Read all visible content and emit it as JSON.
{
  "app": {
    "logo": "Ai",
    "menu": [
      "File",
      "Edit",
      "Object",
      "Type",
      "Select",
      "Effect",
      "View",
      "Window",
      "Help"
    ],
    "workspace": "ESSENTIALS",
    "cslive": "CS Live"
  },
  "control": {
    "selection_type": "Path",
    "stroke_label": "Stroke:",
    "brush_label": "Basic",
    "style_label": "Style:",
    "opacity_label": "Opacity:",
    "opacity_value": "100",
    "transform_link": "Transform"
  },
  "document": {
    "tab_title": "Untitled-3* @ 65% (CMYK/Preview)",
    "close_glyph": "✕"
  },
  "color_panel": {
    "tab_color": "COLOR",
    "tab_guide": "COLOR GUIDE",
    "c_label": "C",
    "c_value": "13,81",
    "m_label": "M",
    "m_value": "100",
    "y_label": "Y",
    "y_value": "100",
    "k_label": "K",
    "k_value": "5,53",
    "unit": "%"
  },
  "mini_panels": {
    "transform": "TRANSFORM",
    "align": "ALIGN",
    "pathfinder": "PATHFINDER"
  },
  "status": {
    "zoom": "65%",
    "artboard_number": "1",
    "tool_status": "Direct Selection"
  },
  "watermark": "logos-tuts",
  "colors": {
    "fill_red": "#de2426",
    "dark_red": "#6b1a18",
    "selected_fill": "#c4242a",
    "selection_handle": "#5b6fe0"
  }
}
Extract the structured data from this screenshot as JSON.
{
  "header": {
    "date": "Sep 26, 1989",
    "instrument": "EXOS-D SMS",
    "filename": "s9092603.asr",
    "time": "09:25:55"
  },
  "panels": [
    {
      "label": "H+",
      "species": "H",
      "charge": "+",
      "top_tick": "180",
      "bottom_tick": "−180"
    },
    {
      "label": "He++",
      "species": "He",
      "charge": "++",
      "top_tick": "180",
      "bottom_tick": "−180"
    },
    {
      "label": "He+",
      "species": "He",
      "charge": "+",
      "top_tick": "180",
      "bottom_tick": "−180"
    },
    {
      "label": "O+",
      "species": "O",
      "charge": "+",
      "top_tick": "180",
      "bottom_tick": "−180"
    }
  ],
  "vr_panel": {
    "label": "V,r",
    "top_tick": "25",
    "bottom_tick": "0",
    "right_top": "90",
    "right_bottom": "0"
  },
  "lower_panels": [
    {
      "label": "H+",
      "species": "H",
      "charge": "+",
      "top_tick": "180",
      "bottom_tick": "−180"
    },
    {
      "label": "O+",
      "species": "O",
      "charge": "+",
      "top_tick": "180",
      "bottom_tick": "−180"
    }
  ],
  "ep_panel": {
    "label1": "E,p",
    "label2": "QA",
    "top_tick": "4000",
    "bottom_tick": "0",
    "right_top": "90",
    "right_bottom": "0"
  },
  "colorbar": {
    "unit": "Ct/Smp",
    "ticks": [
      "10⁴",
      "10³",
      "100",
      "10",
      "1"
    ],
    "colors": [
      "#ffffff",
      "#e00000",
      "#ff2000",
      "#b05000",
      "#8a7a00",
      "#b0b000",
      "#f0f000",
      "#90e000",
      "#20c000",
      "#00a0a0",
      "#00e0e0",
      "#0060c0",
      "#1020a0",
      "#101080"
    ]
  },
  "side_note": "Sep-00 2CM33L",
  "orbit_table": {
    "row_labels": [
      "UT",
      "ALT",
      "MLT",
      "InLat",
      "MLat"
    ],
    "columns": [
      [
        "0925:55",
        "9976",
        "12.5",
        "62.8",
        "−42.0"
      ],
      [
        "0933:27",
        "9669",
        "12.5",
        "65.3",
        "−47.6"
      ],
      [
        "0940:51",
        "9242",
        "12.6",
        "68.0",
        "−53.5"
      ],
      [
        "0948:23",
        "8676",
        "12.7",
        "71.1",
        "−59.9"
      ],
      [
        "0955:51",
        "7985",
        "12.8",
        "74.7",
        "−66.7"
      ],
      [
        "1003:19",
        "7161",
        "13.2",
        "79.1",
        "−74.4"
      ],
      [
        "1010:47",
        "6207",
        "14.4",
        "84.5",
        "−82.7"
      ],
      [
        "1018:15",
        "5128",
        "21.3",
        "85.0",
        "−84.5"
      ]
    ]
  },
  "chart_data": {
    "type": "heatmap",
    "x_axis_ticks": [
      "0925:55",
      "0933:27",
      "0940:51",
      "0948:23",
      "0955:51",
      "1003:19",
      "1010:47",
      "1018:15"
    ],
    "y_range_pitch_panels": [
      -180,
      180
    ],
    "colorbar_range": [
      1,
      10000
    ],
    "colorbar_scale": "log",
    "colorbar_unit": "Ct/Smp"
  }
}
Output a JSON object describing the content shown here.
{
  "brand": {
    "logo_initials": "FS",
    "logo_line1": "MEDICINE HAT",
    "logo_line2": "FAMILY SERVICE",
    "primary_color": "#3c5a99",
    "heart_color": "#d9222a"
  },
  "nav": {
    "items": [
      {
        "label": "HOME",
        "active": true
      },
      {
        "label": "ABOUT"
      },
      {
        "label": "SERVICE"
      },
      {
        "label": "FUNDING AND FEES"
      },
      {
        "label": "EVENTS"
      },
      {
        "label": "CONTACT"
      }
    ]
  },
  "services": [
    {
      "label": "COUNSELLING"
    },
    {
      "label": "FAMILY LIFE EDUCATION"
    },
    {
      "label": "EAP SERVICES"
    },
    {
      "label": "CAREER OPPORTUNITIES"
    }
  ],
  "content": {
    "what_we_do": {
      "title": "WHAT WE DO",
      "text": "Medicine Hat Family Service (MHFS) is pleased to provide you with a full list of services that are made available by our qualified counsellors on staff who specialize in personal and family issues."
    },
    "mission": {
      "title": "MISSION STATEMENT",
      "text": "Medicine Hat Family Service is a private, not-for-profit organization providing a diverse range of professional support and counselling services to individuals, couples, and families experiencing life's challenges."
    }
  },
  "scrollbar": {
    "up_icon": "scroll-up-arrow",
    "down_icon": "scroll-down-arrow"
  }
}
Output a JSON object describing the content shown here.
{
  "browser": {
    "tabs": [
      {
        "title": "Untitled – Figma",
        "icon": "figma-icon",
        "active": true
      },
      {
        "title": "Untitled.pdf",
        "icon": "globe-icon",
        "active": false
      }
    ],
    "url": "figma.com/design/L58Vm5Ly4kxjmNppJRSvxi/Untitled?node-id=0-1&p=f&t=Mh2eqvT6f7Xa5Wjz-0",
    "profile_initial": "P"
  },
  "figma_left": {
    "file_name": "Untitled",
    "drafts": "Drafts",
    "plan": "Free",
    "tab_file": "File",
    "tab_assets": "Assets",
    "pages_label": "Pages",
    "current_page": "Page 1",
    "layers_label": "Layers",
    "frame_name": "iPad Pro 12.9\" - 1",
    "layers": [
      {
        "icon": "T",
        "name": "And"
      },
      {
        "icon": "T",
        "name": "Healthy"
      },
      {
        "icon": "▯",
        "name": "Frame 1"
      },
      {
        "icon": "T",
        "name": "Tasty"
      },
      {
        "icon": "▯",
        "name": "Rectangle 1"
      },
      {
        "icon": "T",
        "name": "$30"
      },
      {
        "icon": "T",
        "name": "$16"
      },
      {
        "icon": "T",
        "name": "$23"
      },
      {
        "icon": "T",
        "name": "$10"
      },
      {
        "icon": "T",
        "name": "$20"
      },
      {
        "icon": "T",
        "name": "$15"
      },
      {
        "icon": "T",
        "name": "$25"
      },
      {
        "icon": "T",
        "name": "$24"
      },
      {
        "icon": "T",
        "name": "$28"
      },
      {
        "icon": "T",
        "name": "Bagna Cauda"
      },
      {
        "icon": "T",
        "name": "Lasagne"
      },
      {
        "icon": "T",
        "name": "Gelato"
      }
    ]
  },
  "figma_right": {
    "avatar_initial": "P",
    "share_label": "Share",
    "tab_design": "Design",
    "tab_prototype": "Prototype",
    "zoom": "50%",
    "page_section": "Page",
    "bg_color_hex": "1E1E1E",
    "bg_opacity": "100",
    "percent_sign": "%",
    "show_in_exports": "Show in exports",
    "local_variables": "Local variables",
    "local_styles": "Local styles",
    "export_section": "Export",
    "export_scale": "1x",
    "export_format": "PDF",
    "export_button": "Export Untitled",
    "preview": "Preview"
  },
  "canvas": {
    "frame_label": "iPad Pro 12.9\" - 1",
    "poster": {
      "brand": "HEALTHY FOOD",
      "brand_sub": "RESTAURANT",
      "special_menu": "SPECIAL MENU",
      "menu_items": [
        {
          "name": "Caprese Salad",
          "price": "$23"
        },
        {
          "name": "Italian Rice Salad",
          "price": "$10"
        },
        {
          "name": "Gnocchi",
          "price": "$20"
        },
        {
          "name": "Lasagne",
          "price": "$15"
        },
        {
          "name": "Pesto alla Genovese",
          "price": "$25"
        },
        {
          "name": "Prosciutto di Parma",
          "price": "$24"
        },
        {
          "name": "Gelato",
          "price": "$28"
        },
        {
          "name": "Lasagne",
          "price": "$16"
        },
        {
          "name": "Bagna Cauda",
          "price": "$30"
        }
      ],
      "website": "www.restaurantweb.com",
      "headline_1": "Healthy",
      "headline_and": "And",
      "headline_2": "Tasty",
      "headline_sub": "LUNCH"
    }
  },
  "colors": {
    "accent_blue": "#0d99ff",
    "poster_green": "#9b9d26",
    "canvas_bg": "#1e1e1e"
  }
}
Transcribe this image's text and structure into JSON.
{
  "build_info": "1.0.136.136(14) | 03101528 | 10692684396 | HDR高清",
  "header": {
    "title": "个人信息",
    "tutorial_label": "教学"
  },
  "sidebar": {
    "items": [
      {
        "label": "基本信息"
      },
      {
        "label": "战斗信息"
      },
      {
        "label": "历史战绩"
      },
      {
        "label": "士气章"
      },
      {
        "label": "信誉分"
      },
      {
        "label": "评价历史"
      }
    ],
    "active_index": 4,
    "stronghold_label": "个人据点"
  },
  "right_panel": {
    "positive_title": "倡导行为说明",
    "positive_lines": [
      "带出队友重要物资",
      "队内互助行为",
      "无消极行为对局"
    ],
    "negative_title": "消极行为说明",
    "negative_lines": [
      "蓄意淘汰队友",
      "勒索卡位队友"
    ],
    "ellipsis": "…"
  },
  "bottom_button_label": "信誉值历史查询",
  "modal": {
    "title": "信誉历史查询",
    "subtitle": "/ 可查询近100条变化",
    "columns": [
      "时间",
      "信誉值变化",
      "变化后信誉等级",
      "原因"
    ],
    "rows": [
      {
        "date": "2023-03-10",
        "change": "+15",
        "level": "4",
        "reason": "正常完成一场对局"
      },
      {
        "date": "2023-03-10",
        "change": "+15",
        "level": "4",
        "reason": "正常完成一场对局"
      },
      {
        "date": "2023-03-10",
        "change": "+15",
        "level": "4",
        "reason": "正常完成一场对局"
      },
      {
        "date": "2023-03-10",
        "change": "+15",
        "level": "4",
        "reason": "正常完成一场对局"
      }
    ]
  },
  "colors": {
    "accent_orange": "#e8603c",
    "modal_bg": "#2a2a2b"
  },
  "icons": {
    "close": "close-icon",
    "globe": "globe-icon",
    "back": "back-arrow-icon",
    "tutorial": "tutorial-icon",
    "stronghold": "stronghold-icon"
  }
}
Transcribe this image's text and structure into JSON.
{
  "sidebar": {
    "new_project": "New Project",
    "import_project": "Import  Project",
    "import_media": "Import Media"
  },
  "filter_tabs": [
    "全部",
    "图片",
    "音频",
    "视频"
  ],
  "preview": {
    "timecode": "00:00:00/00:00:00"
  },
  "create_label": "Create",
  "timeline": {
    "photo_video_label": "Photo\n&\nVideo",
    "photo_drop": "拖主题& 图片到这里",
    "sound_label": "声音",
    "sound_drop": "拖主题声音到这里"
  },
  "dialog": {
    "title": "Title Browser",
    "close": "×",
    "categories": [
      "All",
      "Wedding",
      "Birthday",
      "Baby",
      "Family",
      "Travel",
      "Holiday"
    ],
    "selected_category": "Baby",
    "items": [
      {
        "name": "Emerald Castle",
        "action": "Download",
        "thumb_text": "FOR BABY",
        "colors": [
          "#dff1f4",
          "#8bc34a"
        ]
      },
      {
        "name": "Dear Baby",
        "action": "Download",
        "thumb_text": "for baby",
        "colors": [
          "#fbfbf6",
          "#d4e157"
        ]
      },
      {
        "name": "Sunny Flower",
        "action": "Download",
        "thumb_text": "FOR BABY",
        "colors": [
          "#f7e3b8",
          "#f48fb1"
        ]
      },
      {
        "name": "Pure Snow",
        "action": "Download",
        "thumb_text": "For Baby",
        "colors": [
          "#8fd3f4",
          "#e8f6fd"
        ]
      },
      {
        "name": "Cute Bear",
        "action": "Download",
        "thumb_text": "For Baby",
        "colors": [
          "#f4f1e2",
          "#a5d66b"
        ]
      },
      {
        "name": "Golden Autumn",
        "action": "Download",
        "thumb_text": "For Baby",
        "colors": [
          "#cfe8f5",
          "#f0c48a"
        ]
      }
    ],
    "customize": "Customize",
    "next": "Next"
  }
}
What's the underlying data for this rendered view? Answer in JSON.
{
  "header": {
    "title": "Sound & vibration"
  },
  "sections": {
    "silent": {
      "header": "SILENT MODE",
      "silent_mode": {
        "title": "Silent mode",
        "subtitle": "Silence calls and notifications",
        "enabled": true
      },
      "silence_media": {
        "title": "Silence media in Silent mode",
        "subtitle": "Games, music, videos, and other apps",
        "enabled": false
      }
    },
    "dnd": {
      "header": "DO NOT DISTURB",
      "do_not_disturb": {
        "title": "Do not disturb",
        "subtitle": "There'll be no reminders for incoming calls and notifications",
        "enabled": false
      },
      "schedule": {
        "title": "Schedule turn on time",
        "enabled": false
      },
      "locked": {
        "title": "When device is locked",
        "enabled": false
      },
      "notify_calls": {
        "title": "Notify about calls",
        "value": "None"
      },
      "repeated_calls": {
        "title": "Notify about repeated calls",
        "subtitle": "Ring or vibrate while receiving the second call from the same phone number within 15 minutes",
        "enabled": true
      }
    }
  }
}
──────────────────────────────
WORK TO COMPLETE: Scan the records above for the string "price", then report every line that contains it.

EXERCISE RESULT:
          "price": "$23"
          "price": "$10"
          "price": "$20"
          "price": "$15"
          "price": "$25"
          "price": "$24"
          "price": "$28"
          "price": "$16"
          "price": "$30"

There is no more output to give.